Senator Feighan's point on the warning system is correct. The work is being done. Obviously that is the first matter that has to be tackled. There are proper warning systems. I was very struck by what our ambassador in Madrid, Declan O'Donovan, who was previously an ambassador in Japan, told me on the way back from the meeting in Brussels in response to the tsunami. He said that along the whole western coast of Japan, a very affluent country, there are concrete pyramids in the sea to prevent precisely what happened in regard to the tsunami and there are well developed warning systems. It does not make for an attractive beach or coastal vista but it works.
The point made about the environment is true. I attended a conference in Mauritius, a particular section of which was devoted to the protection of coral reefs and coastal zones. One of the lessons being learned from this tragedy, to which Senator Norris referred, concerns mangroves and proper foreshore afforestation. The tragic loss of life was worsened in this case because of the type of development that occurred in these coastal regions where hotels and housing are closer to the sea than they should be. This issue will be addressed in the recovery phase when proper environmental practices will need to be developed in order to protect both against coastal erosion and to save lives should anything like this ever occur in the future.
I thank Senators for a very profitable and worthwhile debate. I congratulate Archbishop Diarmuid Martin for the courage of his remarks. He is a new broom in the Catholic Church in Dublin and in Ireland. From my experience of listening to him at conferences dealing with development he has conducted himself very well.

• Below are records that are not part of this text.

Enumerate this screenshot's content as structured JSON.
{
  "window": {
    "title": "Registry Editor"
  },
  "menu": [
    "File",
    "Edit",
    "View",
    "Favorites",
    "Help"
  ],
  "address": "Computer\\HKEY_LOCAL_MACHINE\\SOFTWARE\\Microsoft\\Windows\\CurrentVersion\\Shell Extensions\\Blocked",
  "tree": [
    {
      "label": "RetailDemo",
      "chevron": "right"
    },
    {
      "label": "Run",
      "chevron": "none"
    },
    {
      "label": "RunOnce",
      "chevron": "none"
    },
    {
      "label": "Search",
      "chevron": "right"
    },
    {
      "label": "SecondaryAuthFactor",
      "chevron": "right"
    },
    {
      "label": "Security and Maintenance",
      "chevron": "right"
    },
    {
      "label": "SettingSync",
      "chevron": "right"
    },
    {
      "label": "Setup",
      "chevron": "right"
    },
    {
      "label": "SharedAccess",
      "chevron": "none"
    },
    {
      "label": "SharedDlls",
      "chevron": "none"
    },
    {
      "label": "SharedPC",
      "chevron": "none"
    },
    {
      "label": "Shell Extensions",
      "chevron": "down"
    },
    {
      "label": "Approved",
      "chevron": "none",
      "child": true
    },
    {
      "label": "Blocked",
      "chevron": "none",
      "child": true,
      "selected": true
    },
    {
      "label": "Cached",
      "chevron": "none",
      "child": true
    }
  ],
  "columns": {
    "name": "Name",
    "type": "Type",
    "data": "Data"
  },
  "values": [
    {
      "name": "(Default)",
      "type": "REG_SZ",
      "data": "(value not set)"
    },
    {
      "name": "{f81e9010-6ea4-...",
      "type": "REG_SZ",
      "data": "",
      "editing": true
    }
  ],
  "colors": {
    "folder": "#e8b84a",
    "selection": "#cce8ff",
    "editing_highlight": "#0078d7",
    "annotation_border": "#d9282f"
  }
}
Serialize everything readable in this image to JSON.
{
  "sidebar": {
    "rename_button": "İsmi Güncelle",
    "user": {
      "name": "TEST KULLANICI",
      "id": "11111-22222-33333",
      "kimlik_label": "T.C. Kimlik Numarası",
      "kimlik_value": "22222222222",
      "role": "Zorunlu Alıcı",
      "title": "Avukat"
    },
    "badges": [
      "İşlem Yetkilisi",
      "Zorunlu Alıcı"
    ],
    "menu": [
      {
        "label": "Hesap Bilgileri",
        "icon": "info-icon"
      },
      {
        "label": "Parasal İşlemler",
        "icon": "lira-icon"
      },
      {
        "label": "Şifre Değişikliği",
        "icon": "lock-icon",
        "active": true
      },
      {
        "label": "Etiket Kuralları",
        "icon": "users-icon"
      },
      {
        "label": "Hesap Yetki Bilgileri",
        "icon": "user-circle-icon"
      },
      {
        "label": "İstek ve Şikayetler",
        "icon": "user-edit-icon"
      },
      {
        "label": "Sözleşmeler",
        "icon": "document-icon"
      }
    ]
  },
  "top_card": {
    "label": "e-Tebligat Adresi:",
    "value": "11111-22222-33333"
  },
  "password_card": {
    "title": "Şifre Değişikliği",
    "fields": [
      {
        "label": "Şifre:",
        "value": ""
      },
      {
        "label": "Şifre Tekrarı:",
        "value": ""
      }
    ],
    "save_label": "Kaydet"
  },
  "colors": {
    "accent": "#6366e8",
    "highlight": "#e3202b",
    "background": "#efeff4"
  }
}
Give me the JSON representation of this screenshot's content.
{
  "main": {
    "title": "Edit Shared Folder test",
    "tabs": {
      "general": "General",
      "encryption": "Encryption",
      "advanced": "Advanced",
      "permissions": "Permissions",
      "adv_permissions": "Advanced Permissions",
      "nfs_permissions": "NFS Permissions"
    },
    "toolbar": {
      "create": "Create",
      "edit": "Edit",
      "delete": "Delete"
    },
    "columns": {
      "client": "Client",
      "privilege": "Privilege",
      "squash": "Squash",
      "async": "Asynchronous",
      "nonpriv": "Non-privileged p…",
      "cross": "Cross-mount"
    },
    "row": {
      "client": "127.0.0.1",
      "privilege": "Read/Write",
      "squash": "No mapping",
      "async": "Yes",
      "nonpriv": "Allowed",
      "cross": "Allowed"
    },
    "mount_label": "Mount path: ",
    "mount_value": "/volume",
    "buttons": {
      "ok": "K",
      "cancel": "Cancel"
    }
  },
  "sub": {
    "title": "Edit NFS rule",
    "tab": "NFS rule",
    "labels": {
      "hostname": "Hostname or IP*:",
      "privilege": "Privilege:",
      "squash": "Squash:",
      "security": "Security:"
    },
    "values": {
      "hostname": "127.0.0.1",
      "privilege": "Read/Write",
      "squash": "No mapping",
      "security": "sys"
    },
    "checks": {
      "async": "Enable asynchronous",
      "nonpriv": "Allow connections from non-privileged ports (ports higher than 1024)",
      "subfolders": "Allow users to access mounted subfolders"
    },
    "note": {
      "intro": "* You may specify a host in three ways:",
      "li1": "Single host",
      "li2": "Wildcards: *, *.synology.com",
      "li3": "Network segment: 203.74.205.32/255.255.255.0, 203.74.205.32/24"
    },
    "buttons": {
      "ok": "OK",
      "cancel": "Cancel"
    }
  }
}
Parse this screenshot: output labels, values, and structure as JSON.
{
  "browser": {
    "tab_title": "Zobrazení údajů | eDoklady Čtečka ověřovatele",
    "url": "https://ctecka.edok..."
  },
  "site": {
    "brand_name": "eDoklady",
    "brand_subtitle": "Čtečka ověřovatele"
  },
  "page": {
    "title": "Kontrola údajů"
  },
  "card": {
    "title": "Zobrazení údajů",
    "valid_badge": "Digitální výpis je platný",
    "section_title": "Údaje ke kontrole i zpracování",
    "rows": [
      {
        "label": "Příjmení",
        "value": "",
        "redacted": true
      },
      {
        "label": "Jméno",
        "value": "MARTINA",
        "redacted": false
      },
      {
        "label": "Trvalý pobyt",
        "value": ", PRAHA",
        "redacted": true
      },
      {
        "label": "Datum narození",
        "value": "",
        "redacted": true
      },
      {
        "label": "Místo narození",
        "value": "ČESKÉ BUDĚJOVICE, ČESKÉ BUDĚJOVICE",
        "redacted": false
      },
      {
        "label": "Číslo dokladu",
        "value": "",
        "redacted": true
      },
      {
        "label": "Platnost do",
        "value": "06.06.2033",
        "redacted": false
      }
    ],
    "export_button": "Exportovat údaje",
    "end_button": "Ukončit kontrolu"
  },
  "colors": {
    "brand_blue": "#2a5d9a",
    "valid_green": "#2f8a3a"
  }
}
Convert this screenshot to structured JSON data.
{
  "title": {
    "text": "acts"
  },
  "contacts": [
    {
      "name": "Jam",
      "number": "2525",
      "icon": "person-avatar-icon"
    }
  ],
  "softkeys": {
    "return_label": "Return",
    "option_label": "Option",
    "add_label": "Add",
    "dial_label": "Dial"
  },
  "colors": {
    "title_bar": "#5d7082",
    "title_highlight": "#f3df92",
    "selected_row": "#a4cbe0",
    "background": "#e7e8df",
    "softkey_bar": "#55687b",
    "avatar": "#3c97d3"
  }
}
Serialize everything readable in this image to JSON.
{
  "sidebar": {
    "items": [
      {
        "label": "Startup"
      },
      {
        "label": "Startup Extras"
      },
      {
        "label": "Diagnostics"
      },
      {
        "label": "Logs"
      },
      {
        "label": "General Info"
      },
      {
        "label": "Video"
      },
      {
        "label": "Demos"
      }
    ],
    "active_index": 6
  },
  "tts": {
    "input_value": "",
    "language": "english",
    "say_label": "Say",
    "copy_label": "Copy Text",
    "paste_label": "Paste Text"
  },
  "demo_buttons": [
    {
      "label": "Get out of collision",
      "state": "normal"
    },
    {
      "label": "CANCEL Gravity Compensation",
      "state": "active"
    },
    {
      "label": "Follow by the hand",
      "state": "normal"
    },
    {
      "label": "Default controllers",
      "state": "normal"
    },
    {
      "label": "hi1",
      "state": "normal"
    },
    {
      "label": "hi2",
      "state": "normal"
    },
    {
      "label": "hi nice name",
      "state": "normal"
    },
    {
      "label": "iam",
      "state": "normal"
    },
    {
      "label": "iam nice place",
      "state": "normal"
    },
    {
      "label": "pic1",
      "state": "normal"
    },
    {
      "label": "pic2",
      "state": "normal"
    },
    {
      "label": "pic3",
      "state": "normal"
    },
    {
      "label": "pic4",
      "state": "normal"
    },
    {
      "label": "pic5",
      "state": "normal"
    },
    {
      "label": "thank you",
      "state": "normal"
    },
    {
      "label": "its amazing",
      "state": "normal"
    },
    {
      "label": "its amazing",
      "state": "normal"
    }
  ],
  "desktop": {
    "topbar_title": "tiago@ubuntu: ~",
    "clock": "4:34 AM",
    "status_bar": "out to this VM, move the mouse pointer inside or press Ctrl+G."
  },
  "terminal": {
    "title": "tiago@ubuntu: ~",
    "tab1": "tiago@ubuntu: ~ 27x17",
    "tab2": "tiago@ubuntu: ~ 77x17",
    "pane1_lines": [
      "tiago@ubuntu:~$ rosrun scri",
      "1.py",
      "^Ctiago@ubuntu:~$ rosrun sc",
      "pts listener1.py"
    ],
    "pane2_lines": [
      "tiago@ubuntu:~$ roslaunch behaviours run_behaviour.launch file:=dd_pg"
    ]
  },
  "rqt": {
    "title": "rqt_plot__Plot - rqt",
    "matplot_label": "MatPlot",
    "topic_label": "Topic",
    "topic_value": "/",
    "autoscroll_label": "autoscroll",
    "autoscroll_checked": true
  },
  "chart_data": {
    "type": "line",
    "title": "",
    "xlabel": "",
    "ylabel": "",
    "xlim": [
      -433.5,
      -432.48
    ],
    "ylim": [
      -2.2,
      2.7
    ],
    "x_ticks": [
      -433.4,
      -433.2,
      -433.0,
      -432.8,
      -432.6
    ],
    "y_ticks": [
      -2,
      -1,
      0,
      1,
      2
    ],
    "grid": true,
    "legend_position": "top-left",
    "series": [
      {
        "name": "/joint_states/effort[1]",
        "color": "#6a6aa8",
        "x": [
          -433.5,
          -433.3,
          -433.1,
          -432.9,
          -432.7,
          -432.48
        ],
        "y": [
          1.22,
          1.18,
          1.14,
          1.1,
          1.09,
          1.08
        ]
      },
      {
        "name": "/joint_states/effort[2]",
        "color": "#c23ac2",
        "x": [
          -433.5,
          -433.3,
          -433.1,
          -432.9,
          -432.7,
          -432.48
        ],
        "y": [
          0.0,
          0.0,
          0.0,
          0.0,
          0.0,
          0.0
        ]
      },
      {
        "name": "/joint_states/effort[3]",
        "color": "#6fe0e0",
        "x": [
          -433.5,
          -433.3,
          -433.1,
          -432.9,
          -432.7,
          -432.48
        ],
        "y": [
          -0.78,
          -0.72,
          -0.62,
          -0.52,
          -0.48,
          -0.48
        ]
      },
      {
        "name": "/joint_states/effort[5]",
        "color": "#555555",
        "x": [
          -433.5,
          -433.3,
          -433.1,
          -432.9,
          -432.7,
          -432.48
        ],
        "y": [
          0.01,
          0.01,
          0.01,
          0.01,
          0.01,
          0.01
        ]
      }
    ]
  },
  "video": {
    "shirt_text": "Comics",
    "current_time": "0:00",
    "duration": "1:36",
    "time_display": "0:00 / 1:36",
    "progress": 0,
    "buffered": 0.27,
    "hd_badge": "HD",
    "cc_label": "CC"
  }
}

He is correct in his view that if we do not tackle this problem we will not substantially benefit at all even if the target of 0.7% is achieved. I want to make the point very clear in the context of the White Paper that if this is not tackled, reaching the target of 0.7% means nothing. In my view the 0.7% target can be achieved within a timeframe perhaps of between now and 2012. It would be pointless reaching that target if we do not address the underlying trade and debt issues which are adversely affecting developing countries. Unless we grasp that nettle we are going nowhere.